Legend has it that pastors have one of the highest obesity rates of any profession. No kidding. I was the literal embodiment of this stat. Within my first two years of ministry, I packed on 40 pounds. Trust me, it was a lot easier to accomplish than it sounds.
I have been on a mission to lose weight for a year and a half. My life has traditionally followed a distinct pattern: try to lose weight, fail miserably, and eat my feelings as if the cure is at the bottom of the pot of pasta.
But by God’s grace (and I mean BY GOD’S GRACE – this is a miracle), I have dropped 70 pounds. While I have learned multiple tricks and disciplines over this time, a few of them are quite specific to the role of pastor.
Schedule coffee meet ups, not meals
Most pastors are meeting up with people constantly. Lunch appointments are easy times to exhale support for your people while inhaling all things Chipotle.
It is much harder to order healthy things when you’re at a restaurant than it is to pack it at home. My biggest compromises have occurred while eating out; on the other hand, my most controlled days are when I am planning out my meals on my own.
When possible, make your face-to-face meet ups over coffee so you can order low-calorie to help your goals.
And no, you shouldn’t get that white-chocolate-and-caramel-double-shot-Frappucino with whip. Be a hero; get a black coffee.
Have a game plan for church functions

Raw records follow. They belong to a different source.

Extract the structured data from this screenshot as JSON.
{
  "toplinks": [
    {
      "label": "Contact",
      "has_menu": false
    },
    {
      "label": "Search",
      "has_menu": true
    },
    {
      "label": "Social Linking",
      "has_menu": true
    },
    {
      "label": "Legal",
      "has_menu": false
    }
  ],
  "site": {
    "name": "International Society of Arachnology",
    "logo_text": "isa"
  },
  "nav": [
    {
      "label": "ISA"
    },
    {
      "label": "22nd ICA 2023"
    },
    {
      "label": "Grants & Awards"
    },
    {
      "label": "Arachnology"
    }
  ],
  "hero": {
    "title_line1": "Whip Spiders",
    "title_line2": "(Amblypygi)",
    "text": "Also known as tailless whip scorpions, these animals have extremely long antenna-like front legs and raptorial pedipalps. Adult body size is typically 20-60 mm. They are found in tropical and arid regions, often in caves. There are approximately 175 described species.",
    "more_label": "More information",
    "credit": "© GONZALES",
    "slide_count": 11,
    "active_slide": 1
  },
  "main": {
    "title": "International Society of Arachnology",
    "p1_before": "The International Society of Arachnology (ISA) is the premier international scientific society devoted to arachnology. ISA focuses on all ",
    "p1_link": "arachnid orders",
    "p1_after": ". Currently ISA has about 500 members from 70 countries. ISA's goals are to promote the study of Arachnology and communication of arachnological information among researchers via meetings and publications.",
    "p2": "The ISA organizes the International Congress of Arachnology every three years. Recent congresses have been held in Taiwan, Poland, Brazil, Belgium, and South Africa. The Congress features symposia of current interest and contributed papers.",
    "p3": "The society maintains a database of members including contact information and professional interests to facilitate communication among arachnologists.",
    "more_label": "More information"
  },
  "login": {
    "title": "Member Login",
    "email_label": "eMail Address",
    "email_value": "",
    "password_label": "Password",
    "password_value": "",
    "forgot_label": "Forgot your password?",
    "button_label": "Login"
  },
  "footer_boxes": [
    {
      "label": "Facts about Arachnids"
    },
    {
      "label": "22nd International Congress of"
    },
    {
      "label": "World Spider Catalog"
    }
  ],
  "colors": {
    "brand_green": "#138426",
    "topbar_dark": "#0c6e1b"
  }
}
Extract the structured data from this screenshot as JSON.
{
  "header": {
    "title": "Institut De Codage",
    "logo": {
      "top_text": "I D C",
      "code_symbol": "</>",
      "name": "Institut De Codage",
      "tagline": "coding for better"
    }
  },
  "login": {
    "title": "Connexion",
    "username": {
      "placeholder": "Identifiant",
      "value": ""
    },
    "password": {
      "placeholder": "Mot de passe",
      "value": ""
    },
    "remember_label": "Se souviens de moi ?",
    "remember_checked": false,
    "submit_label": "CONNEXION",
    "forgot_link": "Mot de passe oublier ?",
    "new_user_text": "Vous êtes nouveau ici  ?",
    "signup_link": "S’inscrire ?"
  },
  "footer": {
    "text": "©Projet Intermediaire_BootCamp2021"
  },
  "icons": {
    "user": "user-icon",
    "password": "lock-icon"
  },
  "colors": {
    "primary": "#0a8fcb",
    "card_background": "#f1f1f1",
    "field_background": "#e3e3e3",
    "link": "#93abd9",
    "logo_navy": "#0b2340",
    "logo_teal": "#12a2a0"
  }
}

Odds are your church has many expressions of deliciousness. The second you commit to eat better is the very moment you realize that when God’s people come together, so does the food. It’s wonderful – and agonizing.
As I see it, there are two approaches to eating during social times. The first is to avoid eating anything altogether. This is a good defense mechanism for those who will want to attack the assortment of food after one single taste. Be preemptive and lock it down.
The second method is to allow yourself to have just a nibble here and there. Although this is dangerous, sometimes just having a taste releases the pressure of the stare down you’re having with the tantalizing delectables.
As you may have guessed, the latter is my approach.
It’s all about knowing how you operate.Before going into a calorie-infested situation, determine which of these methods is you and stick to it.For added help, bring a better alternative so you can eat along with the rest – even if it means your portion is less than exciting.
Find your craving escape
Around 2:00 in the afternoon, I have visions of leaving the office and devouring one of everything in Panera’s pastry display. If you’re anything like me, there’s a time of day when you are most susceptible.
To counter this time of intense craving, you have to find a break-in-case-of-emergency healthy alternative. For me, apple cinnamon tea is my lifeline. Sure, my coworkers comment how it makes the office smell like a craft store, but it is one of the few things I enjoy in life that doesn’t involve sugar.
Whether it’s light popcorn, diet soda, veggie straws, or fistfuls of kale, find something that will relieve your office craving in a low-calorie fashion.
Drink tons of water
Nobody wants to be the “I bring my thermos everywhere” person, but it certainly has its perks. Drinking water has many benefits, such as curbing appetite, burning calories, and giving you a hand-to-mouth activity when you are on the verge of “bored eating.” For an added bonus, the double-digit trips to the bathroom are a great form of exercise!
But let’s be real, water doesn’t taste good. If it did, we would call it iced tea. Adapt some tricks to sprucing it up so it doesn’t taste like liquid nothing. I use lemon and calorie-free flavor additives to counter such an awful thing as plain water.
They say you ought to drink as many ounces as half your body weight. It’s ambitious, but you’ll feel better when you do.
I’ve always wanted to be one of those super-disciplined types who decide to do something and then make it happen. That has not been – and will probably not ever be – my experience.
Even in my journey to get healthy, there have been highs and lows, ranging from backsliding, discouragement, and sincerely missing food. I have been far from perfect with my diet. But for once in my life, I’ve stuck to something.
If God can help a notorious quitter like myself get healthy, He can do the same for you. Do some research; learn some tricks; and when you fall off the wagon, get right back on it.
Jonny Radcliff the Student Ministry Director at Storehouse Church, the Delaware Valley Area Coordinator at National Network of Youth Ministries, and a co-host of the J3 Youth Ministry Podcast. He lives near Philly with his wife and the three little monsters that they rear. His near ten years of youth ministry have been spent in Indiana and Pennsylvania. He is a graduate of Liberty University and Grace Theological Seminary. GO BIRDS!
NNYM - www.nnym.org
J3 - www.j3youthministry.com
NNYM - www.nnym.org
J3 - www.j3youthministry.com